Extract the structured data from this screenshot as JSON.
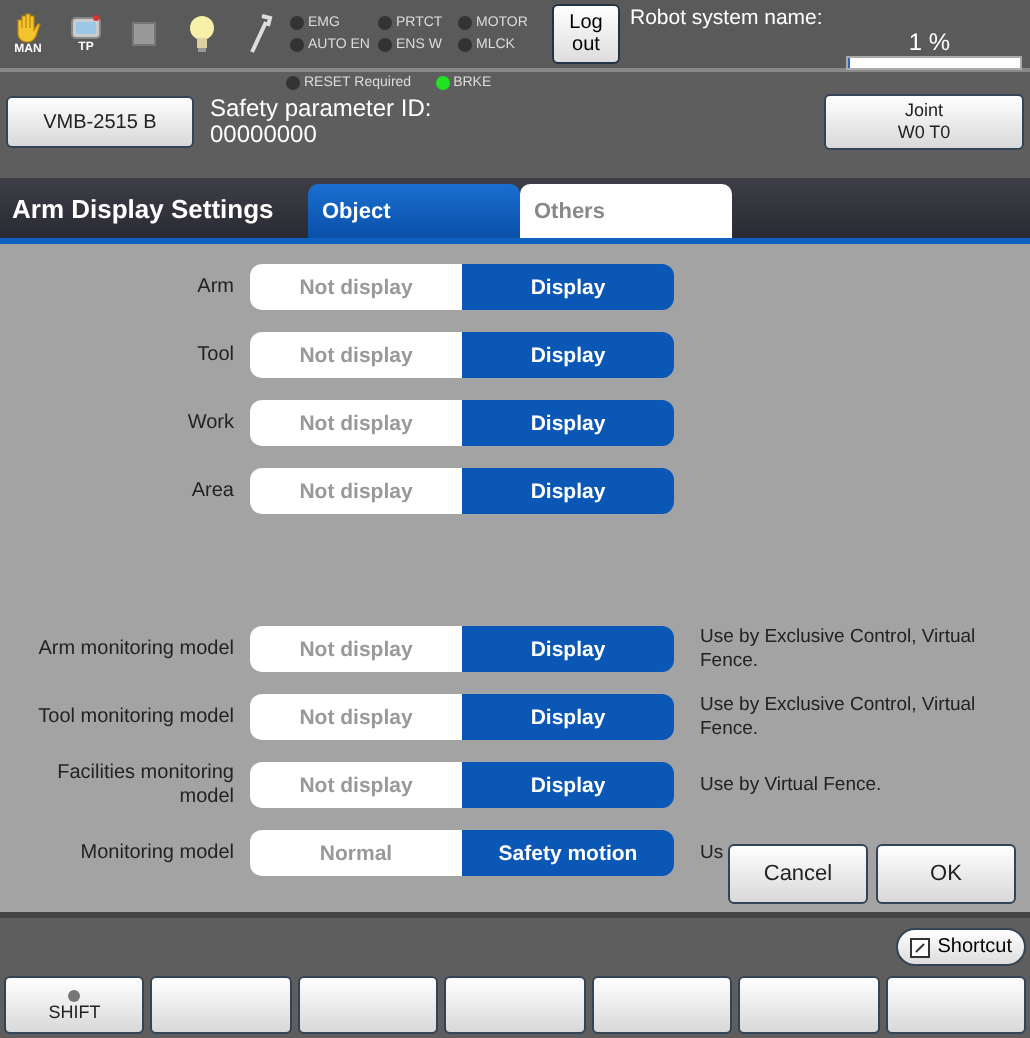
{
  "status_icons": [
    {
      "kind": "hand",
      "label": "MAN"
    },
    {
      "kind": "pendant",
      "label": "TP"
    },
    {
      "kind": "stop"
    },
    {
      "kind": "bulb"
    },
    {
      "kind": "wrench"
    }
  ],
  "lamps": [
    {
      "label": "EMG",
      "on": false
    },
    {
      "label": "PRTCT",
      "on": false
    },
    {
      "label": "MOTOR",
      "on": false
    },
    {
      "label": "AUTO EN",
      "on": false
    },
    {
      "label": "ENS W",
      "on": false
    },
    {
      "label": "MLCK",
      "on": false
    }
  ],
  "logout_button": "Log out",
  "robot_system": {
    "label": "Robot system name:",
    "speed": "1 %",
    "level": 0.01
  },
  "lamps_2": [
    {
      "label": "RESET Required",
      "on": false
    },
    {
      "label": "BRKE",
      "on": true
    }
  ],
  "robot_button": "VMB-2515 B",
  "safety_parameter": {
    "label": "Safety parameter ID:",
    "value": "00000000"
  },
  "coord_button": {
    "line_1": "Joint",
    "line_2": "W0 T0"
  },
  "title": "Arm Display Settings",
  "tabs": [
    {
      "label": "Object",
      "selected": true
    },
    {
      "label": "Others",
      "selected": false
    }
  ],
  "display_settings": [
    {
      "label": "Arm",
      "options": [
        {
          "label": "Not display",
          "selected": false
        },
        {
          "label": "Display",
          "selected": true
        }
      ]
    },
    {
      "label": "Tool",
      "options": [
        {
          "label": "Not display",
          "selected": false
        },
        {
          "label": "Display",
          "selected": true
        }
      ]
    },
    {
      "label": "Work",
      "options": [
        {
          "label": "Not display",
          "selected": false
        },
        {
          "label": "Display",
          "selected": true
        }
      ]
    },
    {
      "label": "Area",
      "options": [
        {
          "label": "Not display",
          "selected": false
        },
        {
          "label": "Display",
          "selected": true
        }
      ]
    }
  ],
  "monitoring_settings": [
    {
      "label": "Arm monitoring model",
      "note": "Use by Exclusive Control, Virtual Fence.",
      "options": [
        {
          "label": "Not display",
          "selected": false
        },
        {
          "label": "Display",
          "selected": true
        }
      ]
    },
    {
      "label": "Tool monitoring model",
      "note": "Use by Exclusive Control, Virtual Fence.",
      "options": [
        {
          "label": "Not display",
          "selected": false
        },
        {
          "label": "Display",
          "selected": true
        }
      ]
    },
    {
      "label": "Facilities monitoring model",
      "note": "Use by Virtual Fence.",
      "options": [
        {
          "label": "Not display",
          "selected": false
        },
        {
          "label": "Display",
          "selected": true
        }
      ]
    },
    {
      "label": "Monitoring model",
      "note": "Us",
      "options": [
        {
          "label": "Normal",
          "selected": false
        },
        {
          "label": "Safety motion",
          "selected": true
        }
      ]
    }
  ],
  "dialog_buttons": [
    "Cancel",
    "OK"
  ],
  "shortcut_button": "Shortcut",
  "shift_key": "SHIFT"
}
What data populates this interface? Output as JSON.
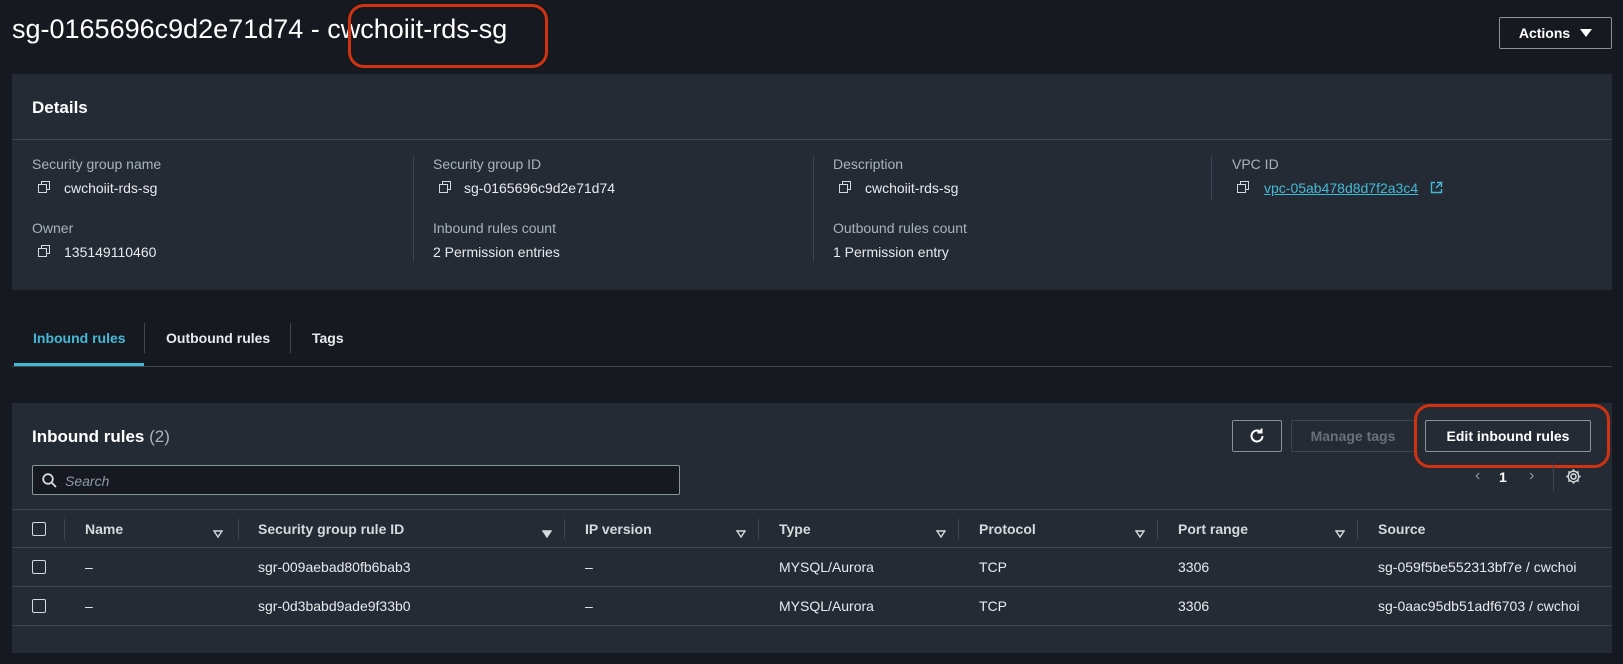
{
  "page": {
    "title_id": "sg-0165696c9d2e71d74 - ",
    "title_name": "cwchoiit-rds-sg",
    "actions_label": "Actions"
  },
  "details": {
    "heading": "Details",
    "fields": [
      {
        "label": "Security group name",
        "value": "cwchoiit-rds-sg"
      },
      {
        "label": "Security group ID",
        "value": "sg-0165696c9d2e71d74"
      },
      {
        "label": "Description",
        "value": "cwchoiit-rds-sg"
      },
      {
        "label": "VPC ID",
        "value": "vpc-05ab478d8d7f2a3c4"
      },
      {
        "label": "Owner",
        "value": "135149110460"
      },
      {
        "label": "Inbound rules count",
        "value": "2 Permission entries"
      },
      {
        "label": "Outbound rules count",
        "value": "1 Permission entry"
      }
    ]
  },
  "tabs": [
    {
      "label": "Inbound rules",
      "active": true
    },
    {
      "label": "Outbound rules",
      "active": false
    },
    {
      "label": "Tags",
      "active": false
    }
  ],
  "inbound": {
    "heading": "Inbound rules",
    "count": "(2)",
    "manage_tags_label": "Manage tags",
    "edit_label": "Edit inbound rules",
    "search_placeholder": "Search",
    "page_number": "1",
    "columns": [
      "Name",
      "Security group rule ID",
      "IP version",
      "Type",
      "Protocol",
      "Port range",
      "Source"
    ],
    "rows": [
      {
        "name": "–",
        "rule_id": "sgr-009aebad80fb6bab3",
        "ip_version": "–",
        "type": "MYSQL/Aurora",
        "protocol": "TCP",
        "port_range": "3306",
        "source": "sg-059f5be552313bf7e / cwchoi"
      },
      {
        "name": "–",
        "rule_id": "sgr-0d3babd9ade9f33b0",
        "ip_version": "–",
        "type": "MYSQL/Aurora",
        "protocol": "TCP",
        "port_range": "3306",
        "source": "sg-0aac95db51adf6703 / cwchoi"
      }
    ]
  },
  "colors": {
    "background": "#16191f",
    "panel": "#252b34",
    "accent": "#44b9d6",
    "highlight": "#d13212"
  }
}
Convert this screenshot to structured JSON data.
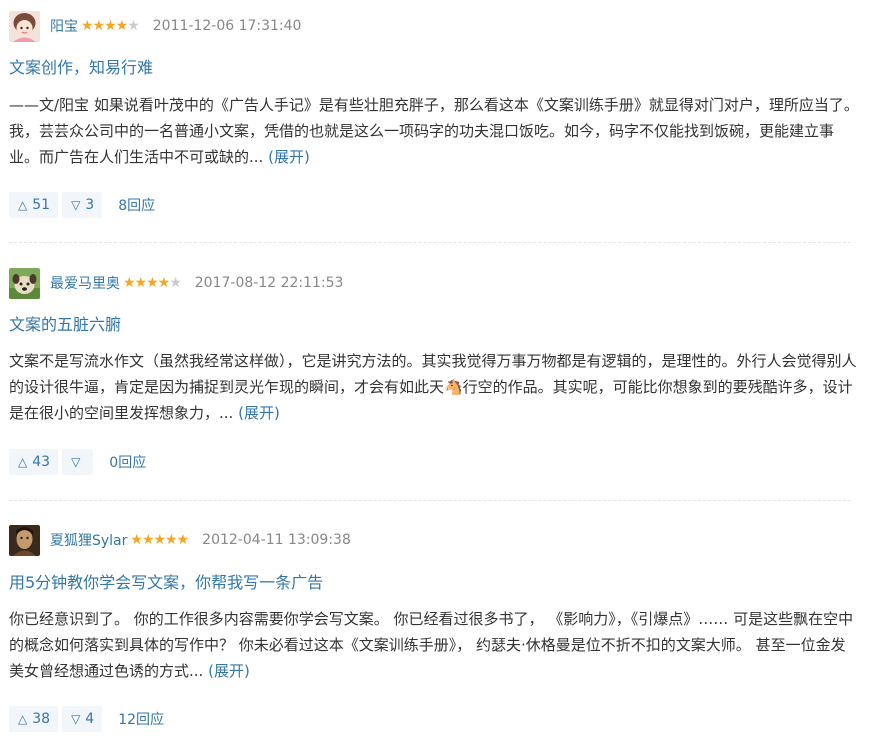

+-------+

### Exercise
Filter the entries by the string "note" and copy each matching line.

### Solution to this problem
      "note": "Use by Exclusive Control, Virtual Fence.",
      "note": "Use by Exclusive Control, Virtual Fence.",
      "note": "Use by Virtual Fence.",
      "note": "Us",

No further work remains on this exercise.